> **WORK INSTRUCTIONS**: The reply should contain all the data below, repeated exactly, and none of the images.

[Page and application data records]
########################################

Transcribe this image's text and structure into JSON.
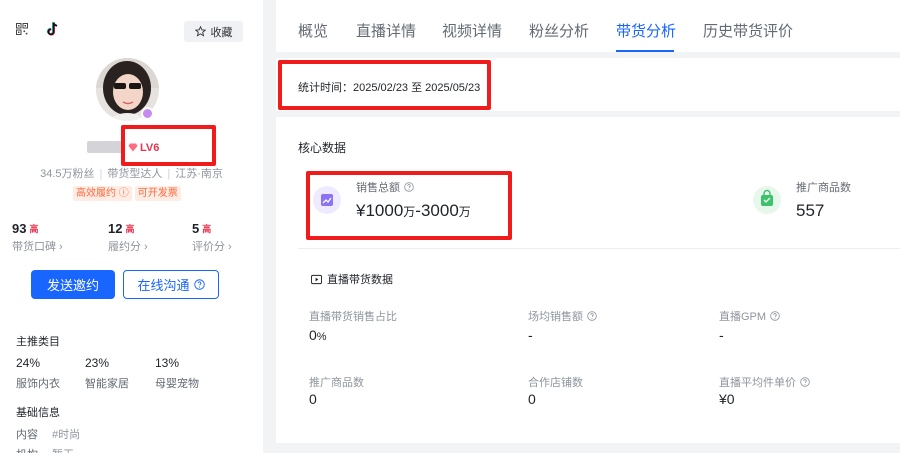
{
  "profile": {
    "favorite_label": "收藏",
    "level": "LV6",
    "fans": "34.5万粉丝",
    "type": "带货型达人",
    "location": "江苏·南京",
    "tags": [
      "高效履约",
      "可开发票"
    ]
  },
  "stats": [
    {
      "value": "93",
      "rank": "高",
      "label": "带货口碑"
    },
    {
      "value": "12",
      "rank": "高",
      "label": "履约分"
    },
    {
      "value": "5",
      "rank": "高",
      "label": "评价分"
    }
  ],
  "actions": {
    "invite": "发送邀约",
    "chat": "在线沟通"
  },
  "categories": {
    "title": "主推类目",
    "items": [
      {
        "pct": "24%",
        "name": "服饰内衣"
      },
      {
        "pct": "23%",
        "name": "智能家居"
      },
      {
        "pct": "13%",
        "name": "母婴宠物"
      }
    ]
  },
  "basic_info": {
    "title": "基础信息",
    "content_label": "内容",
    "content_value": "#时尚",
    "org_label": "机构",
    "org_value": "暂无"
  },
  "tabs": [
    "概览",
    "直播详情",
    "视频详情",
    "粉丝分析",
    "带货分析",
    "历史带货评价"
  ],
  "active_tab": "带货分析",
  "date_range": "统计时间：2025/02/23 至 2025/05/23",
  "core": {
    "title": "核心数据",
    "sales_label": "销售总额",
    "sales_value_a": "¥1000",
    "sales_unit_a": "万",
    "sales_sep": "-",
    "sales_value_b": "3000",
    "sales_unit_b": "万",
    "products_label": "推广商品数",
    "products_value": "557"
  },
  "live": {
    "title": "直播带货数据",
    "metrics": [
      {
        "label": "直播带货销售占比",
        "value": "0",
        "unit": "%",
        "help": false
      },
      {
        "label": "场均销售额",
        "value": "-",
        "unit": "",
        "help": true
      },
      {
        "label": "直播GPM",
        "value": "-",
        "unit": "",
        "help": true
      },
      {
        "label": "推广商品数",
        "value": "0",
        "unit": "",
        "help": false
      },
      {
        "label": "合作店铺数",
        "value": "0",
        "unit": "",
        "help": false
      },
      {
        "label": "直播平均件单价",
        "value": "¥0",
        "unit": "",
        "help": true
      }
    ]
  },
  "colors": {
    "accent": "#1966ff",
    "highlight": "#f01c1c",
    "rank": "#e8344e",
    "tag": "#ff6a3d"
  }
}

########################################

> **SOLUTION**:
Transcribe this image's text and structure into JSON.
{
  "profile": {
    "favorite_label": "收藏",
    "level": "LV6",
    "fans": "34.5万粉丝",
    "type": "带货型达人",
    "location": "江苏·南京",
    "tags": [
      "高效履约",
      "可开发票"
    ]
  },
  "stats": [
    {
      "value": "93",
      "rank": "高",
      "label": "带货口碑"
    },
    {
      "value": "12",
      "rank": "高",
      "label": "履约分"
    },
    {
      "value": "5",
      "rank": "高",
      "label": "评价分"
    }
  ],
  "actions": {
    "invite": "发送邀约",
    "chat": "在线沟通"
  },
  "categories": {
    "title": "主推类目",
    "items": [
      {
        "pct": "24%",
        "name": "服饰内衣"
      },
      {
        "pct": "23%",
        "name": "智能家居"
      },
      {
        "pct": "13%",
        "name": "母婴宠物"
      }
    ]
  },
  "basic_info": {
    "title": "基础信息",
    "content_label": "内容",
    "content_value": "#时尚",
    "org_label": "机构",
    "org_value": "暂无"
  },
  "tabs": [
    "概览",
    "直播详情",
    "视频详情",
    "粉丝分析",
    "带货分析",
    "历史带货评价"
  ],
  "active_tab": "带货分析",
  "date_range": "统计时间：2025/02/23 至 2025/05/23",
  "core": {
    "title": "核心数据",
    "sales_label": "销售总额",
    "sales_value_a": "¥1000",
    "sales_unit_a": "万",
    "sales_sep": "-",
    "sales_value_b": "3000",
    "sales_unit_b": "万",
    "products_label": "推广商品数",
    "products_value": "557"
  },
  "live": {
    "title": "直播带货数据",
    "metrics": [
      {
        "label": "直播带货销售占比",
        "value": "0",
        "unit": "%",
        "help": false
      },
      {
        "label": "场均销售额",
        "value": "-",
        "unit": "",
        "help": true
      },
      {
        "label": "直播GPM",
        "value": "-",
        "unit": "",
        "help": true
      },
      {
        "label": "推广商品数",
        "value": "0",
        "unit": "",
        "help": false
      },
      {
        "label": "合作店铺数",
        "value": "0",
        "unit": "",
        "help": false
      },
      {
        "label": "直播平均件单价",
        "value": "¥0",
        "unit": "",
        "help": true
      }
    ]
  },
  "colors": {
    "accent": "#1966ff",
    "highlight": "#f01c1c",
    "rank": "#e8344e",
    "tag": "#ff6a3d"
  }
}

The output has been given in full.